A: No stain observed,
B: Slight stain observed but acceptable for practice,
C: Marked stain observed and substantially non-acceptable for practice.
D: Stains were observed on all sides and completely nonacceptable for practice.
Results are summarized in Table 1.
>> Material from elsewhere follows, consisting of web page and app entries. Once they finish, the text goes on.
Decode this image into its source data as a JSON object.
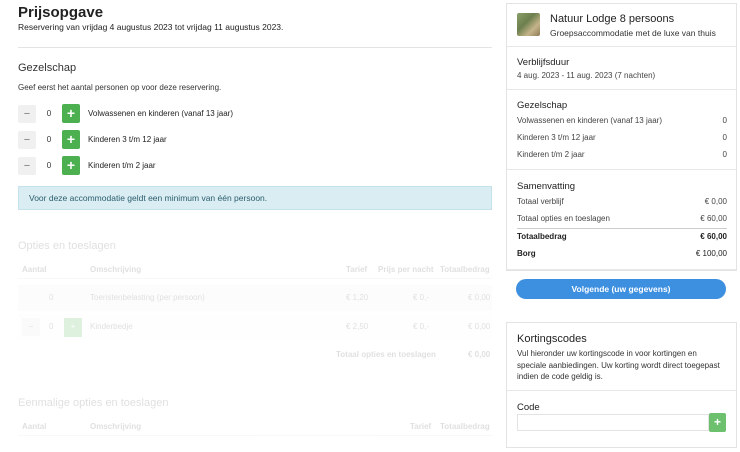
{
  "header": {
    "title": "Prijsopgave",
    "subtitle": "Reservering van vrijdag 4 augustus 2023 tot vrijdag 11 augustus 2023."
  },
  "party": {
    "title": "Gezelschap",
    "helper": "Geef eerst het aantal personen op voor deze reservering.",
    "rows": [
      {
        "label": "Volwassenen en kinderen (vanaf 13 jaar)",
        "count": "0",
        "minus": "−",
        "plus": "+"
      },
      {
        "label": "Kinderen 3 t/m 12 jaar",
        "count": "0",
        "minus": "−",
        "plus": "+"
      },
      {
        "label": "Kinderen t/m 2 jaar",
        "count": "0",
        "minus": "−",
        "plus": "+"
      }
    ]
  },
  "alert": {
    "text": "Voor deze accommodatie geldt een minimum van één persoon."
  },
  "options": {
    "title": "Opties en toeslagen",
    "columns": [
      "Aantal",
      "Omschrijving",
      "Tarief",
      "Prijs per nacht",
      "Totaalbedrag"
    ],
    "rows": [
      {
        "qty": "0",
        "desc": "Toeristenbelasting (per persoon)",
        "rate": "€ 1,20",
        "per_night": "€ 0,-",
        "total": "€ 0,00"
      },
      {
        "qty": "0",
        "desc": "Kinderbedje",
        "rate": "€ 2,50",
        "per_night": "€ 0,-",
        "total": "€ 0,00",
        "minus": "−",
        "plus": "+"
      }
    ],
    "total_label": "Totaal opties en toeslagen",
    "total_value": "€ 0,00"
  },
  "onetime": {
    "title": "Eenmalige opties en toeslagen",
    "columns": [
      "Aantal",
      "Omschrijving",
      "Tarief",
      "Totaalbedrag"
    ]
  },
  "summary_card": {
    "name": "Natuur Lodge 8 persoons",
    "description": "Groepsaccommodatie met de luxe van thuis",
    "stay_title": "Verblijfsduur",
    "stay_dates": "4 aug. 2023 - 11 aug. 2023 (7 nachten)",
    "party_title": "Gezelschap",
    "party_rows": [
      {
        "label": "Volwassenen en kinderen (vanaf 13 jaar)",
        "value": "0"
      },
      {
        "label": "Kinderen 3 t/m 12 jaar",
        "value": "0"
      },
      {
        "label": "Kinderen t/m 2 jaar",
        "value": "0"
      }
    ],
    "summary_title": "Samenvatting",
    "summary_rows": [
      {
        "label": "Totaal verblijf",
        "value": "€ 0,00"
      },
      {
        "label": "Totaal opties en toeslagen",
        "value": "€ 60,00"
      }
    ],
    "total_label": "Totaalbedrag",
    "total_value": "€ 60,00",
    "deposit_label": "Borg",
    "deposit_value": "€ 100,00",
    "next_button": "Volgende (uw gegevens)"
  },
  "discount": {
    "title": "Kortingscodes",
    "text": "Vul hieronder uw kortingscode in voor kortingen en speciale aanbiedingen. Uw korting wordt direct toegepast indien de code geldig is.",
    "code_label": "Code",
    "code_value": "",
    "add_button": "+"
  },
  "colors": {
    "plus_green": "#4caf50",
    "primary_blue": "#3d8fe0",
    "alert_bg": "#d9edf2"
  }
}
TABLE 1__________________________________________________________________________Tabular Silica Gelatin in PressureSample Em Layer*.sup.1 Pro Layer*.sup.2 Cyclodetrin Emulsion Process-1 Process-2 ResistanceNo. (g/m.sup.2) (g/m.sup.2) Kind Layer (g/m.sup.2) Layer (g/m.sup.2) S St S St (g) Remark__________________________________________________________________________1 -- -- -- -- 1.0 100 A 94 A 57 Comp.2 Comp a (0.5) -- -- -- 1.0 96 A 90 A 130 Comp.3 Camp b (0.5) -- -- A 95 91 A 129 Comp.4 -- -- β-Cd*.sup.3 Em layer (0.5) 1.0 108 C 99 D 46 Comp.5 -- Em layer (0.5) 1.0 107 B 98 C 78 Comp.6 -- Em layer (0.5) 1.0 107 B 99 C 80 Comp.7 Comp a (0.5) -- β-Cd*.sup.3 Em layer (0.5) 1.0 101 C 94 D 120 Comp.8 Comp a (0.5) -- Em layer (0.5) 1.0 100 B 93 C 131 Comp.9 Comp a (0.5) -- Em layer (0.5) 1.0 100 B 93 C 132 Comp.10 B-1 (0.5) -- -- A 110 105 A 151 Inv.11 B-2 (0.5) -- -- A 109 103 A 150 Inv.12 B-3 (0.5) -- -- A 108 103 A 149 Inv.13 B-4 (0.5) -- -- A 109 103 A 148 Inv.14 B-5 (0.5) -- -- A 108 104 A 150 Inv.15 B-6 (0.5) -- -- A 109 102 A 154 Inv.16 B-7 (0.5) -- -- A 109 102 A 155 Inv.17 -- B-1 (0.5) -- -- 1.0 107 A 102 A 143 Inv.18 -- B-2 (0.5) -- -- A 106 102 A 142 Inv.19 B-1 (0.1) -- -- -- 1.0 103 A 101 A 140 Inv.20 B-1 (1.0) -- -- A 114 107 A 165 Inv.21 B-1 (0.5) -- -- A 112 109 A 139 Inv.22 B-1 (0.5) -- -- A 104 101 A 160 Inv.__________________________________________________________________________ *.sup.1 Emulsion Layer *.sup.2 Protective Layer *.sup.3 cyclodextrin Comp. a: Lucentite SWN (sold by Cope Chemical Corp.) Comp. b: Lucentite SWF (sold by Cope Chemical Corp.)
As can be seen from Table 1, photographic materials by using the tabular silica dispersion according to the invention, exhibited superior pressure resistance and no or little stain even when subjected to rapid processing.